We know that this is a tough call to make and you want to have your dog for as long as possible. However, do think about how your dog might be feeling.
Monitor your dog throughout the process. You need not think about euthanization if they seem fine; still eat right, play around and generally have a good disposition.
However, if they seem like the pain is overbearing and they no longer have a will to live, euthanization might be the humane thing to do.
All these might come as a shock to you what with all the things your dog might be going through.
So, sit with your vet and let them talk you through the options that are available to you and your dog.
Dog Bladder Cancer: What To Expect — FAQs
What Are The Symptoms Of Late Stage Bladder Cancer In Dogs?
The following are signs that tell you that your dog’s blood cancer has advanced to a late stage:
- Pain when urinating.
- Pain in the bones.
- Swollen feet.
- Weight loss.
- Pain in the lower back.
Is TCC Painful For Dogs?
A dog who has TCC would certainly be in a lot of pain. From the pains they’ll experience when they are trying to urinate to random bone pains, TCC can put dogs in really serious pains.
However, at the early stage, it might be difficult to detect that your dog is in pain because dogs instinctively try to power through the pain. The only reason you’ld be able to notice them in pains at the later stage of the bladder cancer is because the pain would have become unbearable.
Is TCC In Dogs Curable?
Now, this is a tricky question. Here’s the thing, a dog with TCC will have to be operated on for the cancerous tumor to be removed. Now, this is a somewhat common procedure to perform and after this, the dog can go ahead and go through chemotherapy.
However, the little snag here is that most times, by the time the TCC has been detected, it would have spread to certain parts of the body where removing it would be dangerous.
What Do You Feed A Dog With Bladder Cancer?
If you are thinking about what to feed your dog who has bladder cancer, it is best to speak with your vet. They should be able to help you with diet adjustments and plans that will help your dog in their healing process.
That said, be sure that whatever you’re giving your dog is fresh, properly prepared and easily digested.
Does Bladder Cancer In Dogs Spread Fast?
The speed with which bladder cancer spreads in dogs is not anything peculiar. It spreads at about the same speed as any other cancer a dog could get but certainly not as fast as hemangiosarcoma.
Where Does Bladder Cancer Spread To In Dogs?

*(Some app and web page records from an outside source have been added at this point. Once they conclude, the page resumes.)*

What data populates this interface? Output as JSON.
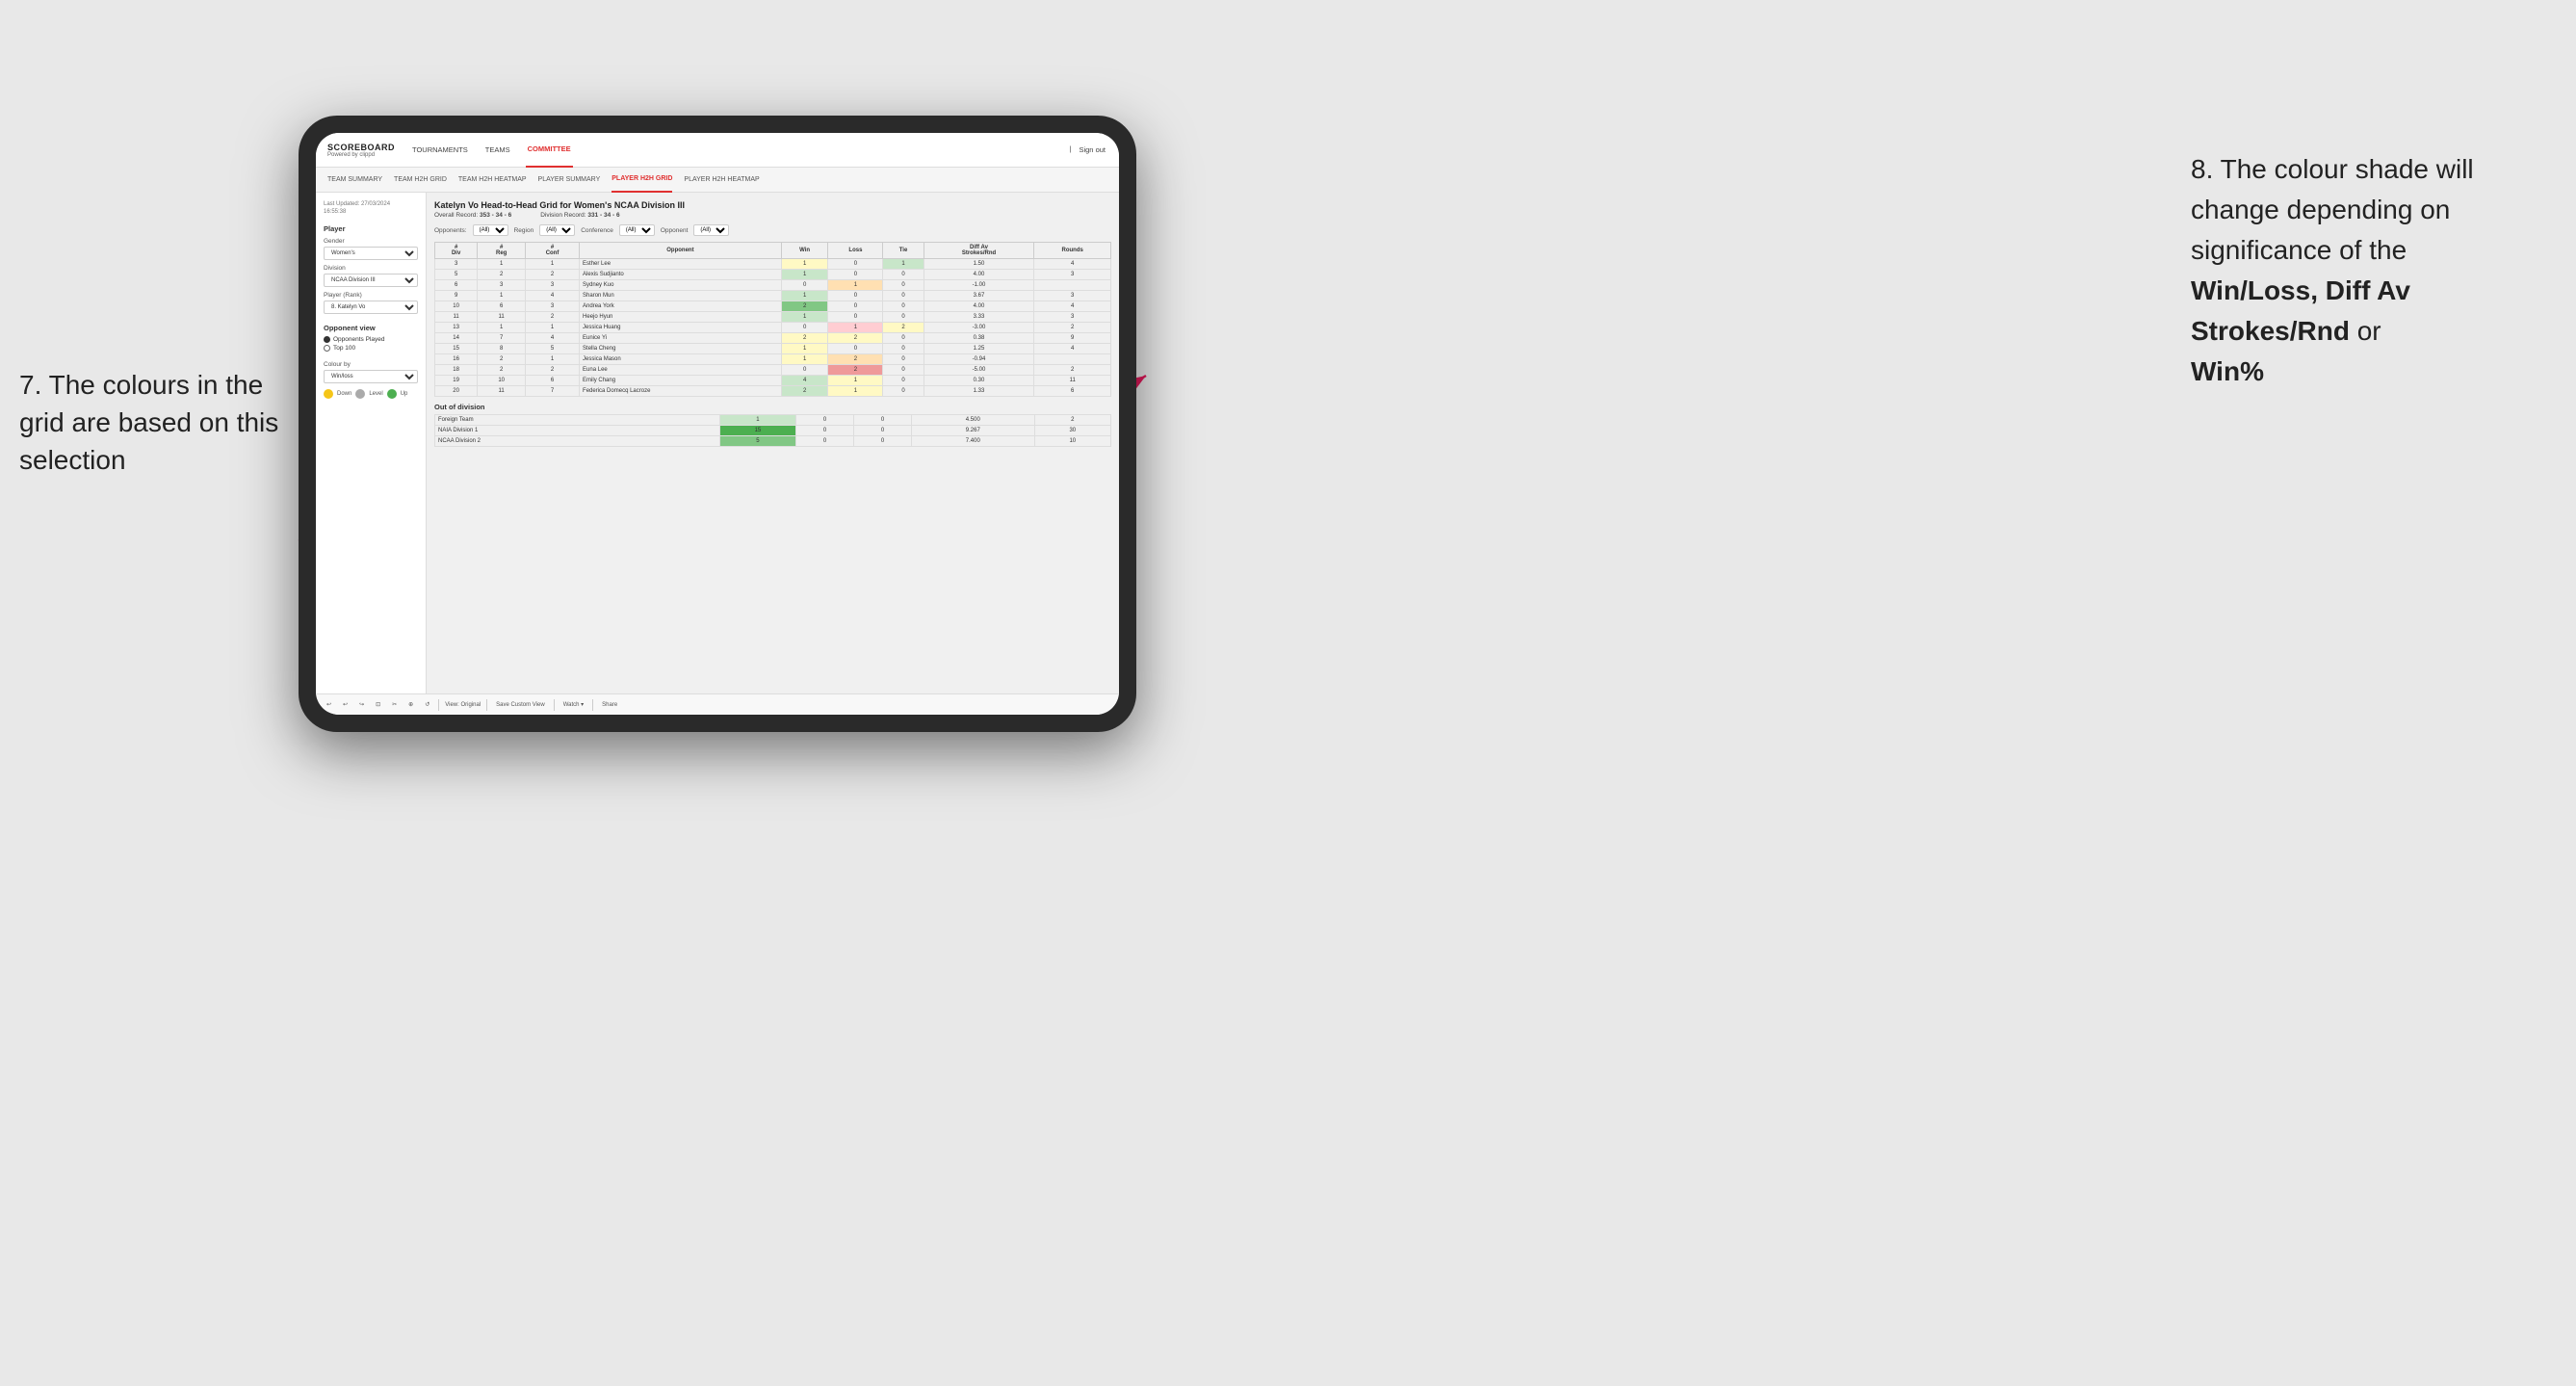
{
  "annotations": {
    "left_title": "7. The colours in the grid are based on this selection",
    "right_title": "8. The colour shade will change depending on significance of the",
    "right_bold1": "Win/Loss, Diff Av Strokes/Rnd",
    "right_bold2": "or",
    "right_bold3": "Win%"
  },
  "nav": {
    "logo": "SCOREBOARD",
    "logo_sub": "Powered by clippd",
    "items": [
      "TOURNAMENTS",
      "TEAMS",
      "COMMITTEE"
    ],
    "active": "COMMITTEE",
    "sign_in": "Sign out"
  },
  "sub_nav": {
    "items": [
      "TEAM SUMMARY",
      "TEAM H2H GRID",
      "TEAM H2H HEATMAP",
      "PLAYER SUMMARY",
      "PLAYER H2H GRID",
      "PLAYER H2H HEATMAP"
    ],
    "active": "PLAYER H2H GRID"
  },
  "sidebar": {
    "last_updated_label": "Last Updated: 27/03/2024",
    "last_updated_time": "16:55:38",
    "player_section": "Player",
    "gender_label": "Gender",
    "gender_value": "Women's",
    "division_label": "Division",
    "division_value": "NCAA Division III",
    "player_rank_label": "Player (Rank)",
    "player_rank_value": "8. Katelyn Vo",
    "opponent_view_label": "Opponent view",
    "radio_opponents": "Opponents Played",
    "radio_top100": "Top 100",
    "colour_by_label": "Colour by",
    "colour_by_value": "Win/loss",
    "legend": [
      {
        "color": "#f5c518",
        "label": "Down"
      },
      {
        "color": "#aaa",
        "label": "Level"
      },
      {
        "color": "#4caf50",
        "label": "Up"
      }
    ]
  },
  "grid": {
    "title": "Katelyn Vo Head-to-Head Grid for Women's NCAA Division III",
    "overall_record_label": "Overall Record:",
    "overall_record_value": "353 - 34 - 6",
    "division_record_label": "Division Record:",
    "division_record_value": "331 - 34 - 6",
    "filters": {
      "opponents_label": "Opponents:",
      "opponents_value": "(All)",
      "region_label": "Region",
      "region_value": "(All)",
      "conference_label": "Conference",
      "conference_value": "(All)",
      "opponent_label": "Opponent",
      "opponent_value": "(All)"
    },
    "columns": [
      "#\nDiv",
      "#\nReg",
      "#\nConf",
      "Opponent",
      "Win",
      "Loss",
      "Tie",
      "Diff Av\nStrokes/Rnd",
      "Rounds"
    ],
    "rows": [
      {
        "div": "3",
        "reg": "1",
        "conf": "1",
        "opponent": "Esther Lee",
        "win": 1,
        "loss": 0,
        "tie": 1,
        "diff": "1.50",
        "rounds": 4,
        "win_color": "yellow",
        "loss_color": "",
        "tie_color": "green_light"
      },
      {
        "div": "5",
        "reg": "2",
        "conf": "2",
        "opponent": "Alexis Sudjianto",
        "win": 1,
        "loss": 0,
        "tie": 0,
        "diff": "4.00",
        "rounds": 3,
        "win_color": "green_light",
        "loss_color": "",
        "tie_color": ""
      },
      {
        "div": "6",
        "reg": "3",
        "conf": "3",
        "opponent": "Sydney Kuo",
        "win": 0,
        "loss": 1,
        "tie": 0,
        "diff": "-1.00",
        "rounds": "",
        "win_color": "",
        "loss_color": "orange",
        "tie_color": ""
      },
      {
        "div": "9",
        "reg": "1",
        "conf": "4",
        "opponent": "Sharon Mun",
        "win": 1,
        "loss": 0,
        "tie": 0,
        "diff": "3.67",
        "rounds": 3,
        "win_color": "green_light",
        "loss_color": "",
        "tie_color": ""
      },
      {
        "div": "10",
        "reg": "6",
        "conf": "3",
        "opponent": "Andrea York",
        "win": 2,
        "loss": 0,
        "tie": 0,
        "diff": "4.00",
        "rounds": 4,
        "win_color": "green_med",
        "loss_color": "",
        "tie_color": ""
      },
      {
        "div": "11",
        "reg": "11",
        "conf": "2",
        "opponent": "Heejo Hyun",
        "win": 1,
        "loss": 0,
        "tie": 0,
        "diff": "3.33",
        "rounds": 3,
        "win_color": "green_light",
        "loss_color": "",
        "tie_color": ""
      },
      {
        "div": "13",
        "reg": "1",
        "conf": "1",
        "opponent": "Jessica Huang",
        "win": 0,
        "loss": 1,
        "tie": 2,
        "diff": "-3.00",
        "rounds": 2,
        "win_color": "",
        "loss_color": "red_light",
        "tie_color": "yellow"
      },
      {
        "div": "14",
        "reg": "7",
        "conf": "4",
        "opponent": "Eunice Yi",
        "win": 2,
        "loss": 2,
        "tie": 0,
        "diff": "0.38",
        "rounds": 9,
        "win_color": "yellow",
        "loss_color": "yellow",
        "tie_color": ""
      },
      {
        "div": "15",
        "reg": "8",
        "conf": "5",
        "opponent": "Stella Cheng",
        "win": 1,
        "loss": 0,
        "tie": 0,
        "diff": "1.25",
        "rounds": 4,
        "win_color": "yellow",
        "loss_color": "",
        "tie_color": ""
      },
      {
        "div": "16",
        "reg": "2",
        "conf": "1",
        "opponent": "Jessica Mason",
        "win": 1,
        "loss": 2,
        "tie": 0,
        "diff": "-0.94",
        "rounds": "",
        "win_color": "yellow",
        "loss_color": "orange",
        "tie_color": ""
      },
      {
        "div": "18",
        "reg": "2",
        "conf": "2",
        "opponent": "Euna Lee",
        "win": 0,
        "loss": 2,
        "tie": 0,
        "diff": "-5.00",
        "rounds": 2,
        "win_color": "",
        "loss_color": "red",
        "tie_color": ""
      },
      {
        "div": "19",
        "reg": "10",
        "conf": "6",
        "opponent": "Emily Chang",
        "win": 4,
        "loss": 1,
        "tie": 0,
        "diff": "0.30",
        "rounds": 11,
        "win_color": "green_light",
        "loss_color": "yellow",
        "tie_color": ""
      },
      {
        "div": "20",
        "reg": "11",
        "conf": "7",
        "opponent": "Federica Domecq Lacroze",
        "win": 2,
        "loss": 1,
        "tie": 0,
        "diff": "1.33",
        "rounds": 6,
        "win_color": "green_light",
        "loss_color": "yellow",
        "tie_color": ""
      }
    ],
    "out_of_division": {
      "title": "Out of division",
      "rows": [
        {
          "opponent": "Foreign Team",
          "win": 1,
          "loss": 0,
          "tie": 0,
          "diff": "4.500",
          "rounds": 2,
          "win_color": "green_light"
        },
        {
          "opponent": "NAIA Division 1",
          "win": 15,
          "loss": 0,
          "tie": 0,
          "diff": "9.267",
          "rounds": 30,
          "win_color": "green_dark"
        },
        {
          "opponent": "NCAA Division 2",
          "win": 5,
          "loss": 0,
          "tie": 0,
          "diff": "7.400",
          "rounds": 10,
          "win_color": "green_med"
        }
      ]
    }
  },
  "toolbar": {
    "buttons": [
      "↩",
      "↩",
      "↪",
      "⊡",
      "✂",
      "⊕",
      "↺"
    ],
    "view_original": "View: Original",
    "save_custom": "Save Custom View",
    "watch": "Watch ▾",
    "share": "Share"
  }
}
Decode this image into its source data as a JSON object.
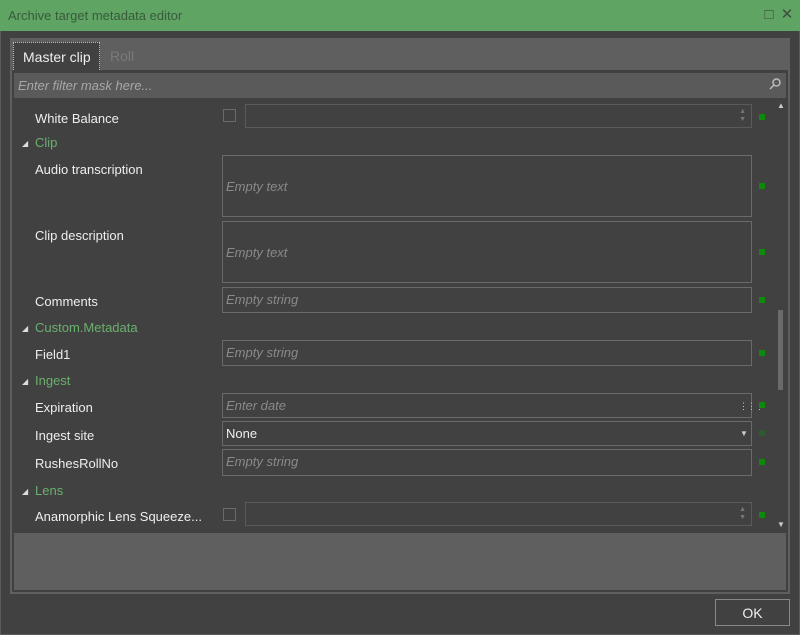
{
  "window": {
    "title": "Archive target metadata editor",
    "maximize_icon": "square",
    "close_icon": "x"
  },
  "tabs": [
    {
      "label": "Master clip",
      "active": true
    },
    {
      "label": "Roll",
      "active": false
    }
  ],
  "filter": {
    "placeholder": "Enter filter mask here...",
    "value": ""
  },
  "rows": {
    "white_balance": "White Balance",
    "clip_group": "Clip",
    "audio_transcription": {
      "label": "Audio transcription",
      "placeholder": "Empty text"
    },
    "clip_description": {
      "label": "Clip description",
      "placeholder": "Empty text"
    },
    "comments": {
      "label": "Comments",
      "placeholder": "Empty string"
    },
    "custom_group": "Custom.Metadata",
    "field1": {
      "label": "Field1",
      "placeholder": "Empty string"
    },
    "ingest_group": "Ingest",
    "expiration": {
      "label": "Expiration",
      "placeholder": "Enter date"
    },
    "ingest_site": {
      "label": "Ingest site",
      "value": "None"
    },
    "rushes": {
      "label": "RushesRollNo",
      "placeholder": "Empty string"
    },
    "lens_group": "Lens",
    "anamorphic": "Anamorphic Lens Squeeze..."
  },
  "colors": {
    "accent": "#5fa463",
    "indicator": "#0b8a0b",
    "group_text": "#6ab06e"
  },
  "ok_label": "OK"
}
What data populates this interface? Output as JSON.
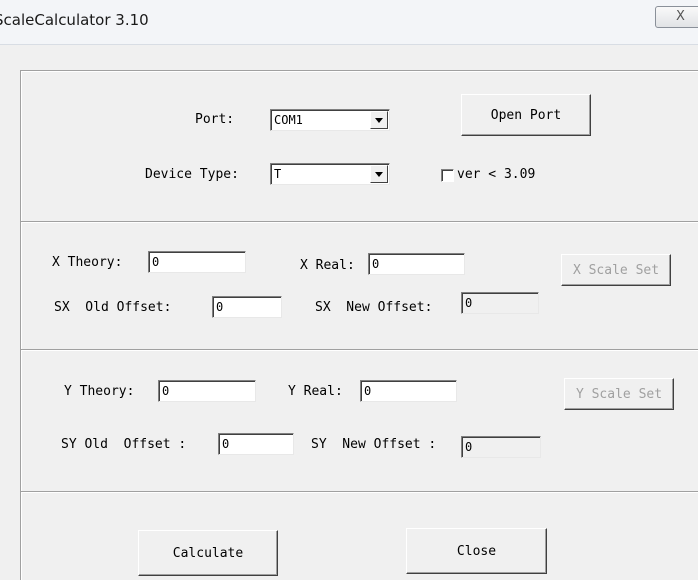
{
  "window": {
    "title": "ScaleCalculator 3.10",
    "close_glyph": "X"
  },
  "port_group": {
    "port_label": "Port:",
    "port_value": "COM1",
    "open_port_label": "Open Port",
    "device_type_label": "Device Type:",
    "device_type_value": "T",
    "ver_checkbox_label": "ver < 3.09",
    "ver_checked": false
  },
  "x_group": {
    "theory_label": "X Theory:",
    "theory_value": "0",
    "real_label": "X Real:",
    "real_value": "0",
    "scale_set_label": "X Scale Set",
    "old_offset_label": "SX  Old Offset:",
    "old_offset_value": "0",
    "new_offset_label": "SX  New Offset:",
    "new_offset_value": "0"
  },
  "y_group": {
    "theory_label": "Y Theory:",
    "theory_value": "0",
    "real_label": "Y Real:",
    "real_value": "0",
    "scale_set_label": "Y Scale Set",
    "old_offset_label": "SY Old  Offset :",
    "old_offset_value": "0",
    "new_offset_label": "SY  New Offset :",
    "new_offset_value": "0"
  },
  "actions": {
    "calculate_label": "Calculate",
    "close_label": "Close"
  }
}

From the bladder and even deeper into the bladder up to the walls, bladder cancer in dogs can spread to the urinary tract, the lymph nodes, the lungs and the liver. And at this point, it is practically impossible to get all the tumors out.